Misfits: Series 3.2
When I prepared to watch Misfits last night, without a lot in the way of hope for it given the trailer, I have to say that I wasn’t filled with joy at spending the next hour in the company of Super-Skins. However, in a turn up for the books, not only was this a rude, irreverent and amusing episode, it also featured some actual character development! We haven’t seen this since the first series, as the writers just pushed the Asbo five around having their various characters serve the plot, and behave in only such a way that the narrative demanded for the last 8 episodes.
This time around though, someone, somewhere, put some thought into one of the original 5 and managed to actually write a convincing (albeit smutty) character change for him.
This is a Curtis episode. This is not usually a very exciting prospect, as Curtis is far and away the most punchable of the 4 long term members. He’s an annoying, stupid, mopy sack of cocks that blew a promising athletic career for the most shallow of reasons. His entire purpose up until now was to call Nathan a prick and struggle with his power. However, it turns out that there’s a reason that he’s been such a grumpy guts: he lived to be a professional athlete and obviously being a convicted dealer has fucked that for him completely.
Alright, that’s a bit simplistic, but you can see where they’re going with it.
This episode opens with Curtis (Nathan Stewart-Jarrett) coming to terms with his power: he’s got the ability to transform, complete with accurate genitalia, into a woman. Early on in this episode he hooks up with piece of posh filth Emma. He’s on cloud 9, thinking he’s got a new girlfriend etc. However, one day, while training as Mel (Kehinde Fadipe, who looks uncannily like NSJ)-by the way this confirms it: Curtis now has the power of Caster Semanya (hehehehehehe)- he bumps into Emma and they talk about “Curtis” and his dismal and embarrassing performance in the sack, comes complete with her Point of View shots of the event. Apparently, he’s fucking hopeless, and a self-absorbed misery guts as well. To be fair, I could have told them the latter a long time ago. So, a suitably chastened Curtis knuckles down and takes his training as Mel far more seriously. (S)he makes friends with Emma, and eventually, the two become lovers. Cue a series of disasters involving a sleazy coach + Rohypnol, and all hell breaks loose.

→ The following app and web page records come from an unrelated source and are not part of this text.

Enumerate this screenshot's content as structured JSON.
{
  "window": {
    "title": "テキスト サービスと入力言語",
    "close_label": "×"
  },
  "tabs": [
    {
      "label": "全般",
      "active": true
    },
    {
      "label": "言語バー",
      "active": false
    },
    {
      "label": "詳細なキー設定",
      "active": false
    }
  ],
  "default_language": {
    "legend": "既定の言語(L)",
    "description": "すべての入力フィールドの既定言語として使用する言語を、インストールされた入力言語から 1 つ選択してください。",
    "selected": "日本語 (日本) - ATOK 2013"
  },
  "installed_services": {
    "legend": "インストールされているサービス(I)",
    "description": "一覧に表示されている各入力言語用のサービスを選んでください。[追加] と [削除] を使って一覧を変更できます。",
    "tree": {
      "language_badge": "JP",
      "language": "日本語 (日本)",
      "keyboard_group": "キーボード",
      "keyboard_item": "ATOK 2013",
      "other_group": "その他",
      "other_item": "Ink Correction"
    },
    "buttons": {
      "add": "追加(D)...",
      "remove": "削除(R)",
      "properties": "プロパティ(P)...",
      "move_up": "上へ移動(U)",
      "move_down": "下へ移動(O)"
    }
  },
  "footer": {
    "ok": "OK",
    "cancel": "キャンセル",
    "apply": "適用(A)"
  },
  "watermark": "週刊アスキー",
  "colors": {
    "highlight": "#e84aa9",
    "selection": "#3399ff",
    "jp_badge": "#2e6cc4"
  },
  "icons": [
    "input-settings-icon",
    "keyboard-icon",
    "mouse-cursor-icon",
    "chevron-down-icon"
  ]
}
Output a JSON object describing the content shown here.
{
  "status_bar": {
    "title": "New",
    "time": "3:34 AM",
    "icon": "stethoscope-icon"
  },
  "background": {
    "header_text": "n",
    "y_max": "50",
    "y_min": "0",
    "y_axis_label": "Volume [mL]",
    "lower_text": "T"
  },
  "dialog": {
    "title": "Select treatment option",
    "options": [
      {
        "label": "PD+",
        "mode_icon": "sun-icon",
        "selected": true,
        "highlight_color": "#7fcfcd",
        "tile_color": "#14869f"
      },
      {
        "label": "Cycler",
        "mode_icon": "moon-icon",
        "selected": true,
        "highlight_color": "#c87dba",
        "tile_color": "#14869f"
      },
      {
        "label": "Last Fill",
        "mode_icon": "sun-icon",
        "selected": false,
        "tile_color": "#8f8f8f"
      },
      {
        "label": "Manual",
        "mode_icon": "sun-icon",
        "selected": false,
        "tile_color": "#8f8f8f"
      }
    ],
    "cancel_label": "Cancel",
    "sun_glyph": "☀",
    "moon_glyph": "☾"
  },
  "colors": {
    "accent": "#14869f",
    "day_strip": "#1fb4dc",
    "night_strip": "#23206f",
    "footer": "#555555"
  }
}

Firstly, this was the best writing since the first series. Curtis actually, for legitimate and properly thought out reasons, developed as a character. Admittedly, they were retreading Nathan’s misogyny storyline from the first series, but that was the single best episode that I’ve seen so far. The attempted dead horsing of Mel by the sweaty pervert was squirm inducing, but genuinely funny, and Mel’s explosion at all the blokes for being sexist, boob obsessed pigs was worth the price of admission by itself. The eventual denouement was also highly, highly satisfying and all in all, this was a well thought out episode.
One facet of the writing that Misfits has struggled with recently was how to use the super-confident rude one. Sheehan did a good job but each episode came to be obsessed with his crudeness. Rudy (Joe Gilgun) is clearly the Nathan substitute, but not only is Gilgun a better actor than Sheehan, he’s also used in a far more clever way. Instead of each episode being a series of cock-gags, Rudy pops up occasionally, says something disgusting (“as brutal as fisting a lamb” was a great line) or does something gross to induce the horror of everyone else. He then buggers off to peals of laughter, but the joke is always on him. To be fair to Rudy, he knows this, and is brazenly unrepentant about his behaviour. This time around, for example, the pube stuck in throat gag was genuinely funny, and listening to Gilgun clown it up focusing the laughter at him while revelling in it was a treat.
Complaints time: there was absolutely no point Antonia Thomas, Iwan Rheon or Lauren Socha being in this episode, and it did reduce them to cameo status. This is meant to be a team dynamic, and I would prefer it stayed that way, rather than Socha following the power-dealer around (although I do appreciate the effort to improve her power). I suppose this is an attempt to build the overall series arc, but it came away as extraneous. Socha, actually, was on quite good form here, but my Christ she’s put on weight over the last few years. Thomas and Rheon on the other hand, only existed to inform Curtis/ Mel of things He/She needed to know for the next section of the plot- although Rudy’s face when finding out where the pube came from was probably worth Simon’s presence in the episode. Finally, I’m not looking forward to the next episode, which looks like a horrible extended soap opera. Mind you, this one did too.
Overall, this was the best episode since the first series. I’m going to give it 3 Superhoodies out of 4, because this was genuinely laugh out loud funny on occasion, and reminded me enough of why I watch this series to keep me going over the inevitable soap-opera drivel of Simon and Alicia next week. Nevertheless, it wasn’t perfect, and I still get the feeling that there is literally no point to this being a super power series. However, if they can keep this standard of comedy up, then they might just get away with it. I am really looking forward to the Kelly episode when it comes.
Until next time,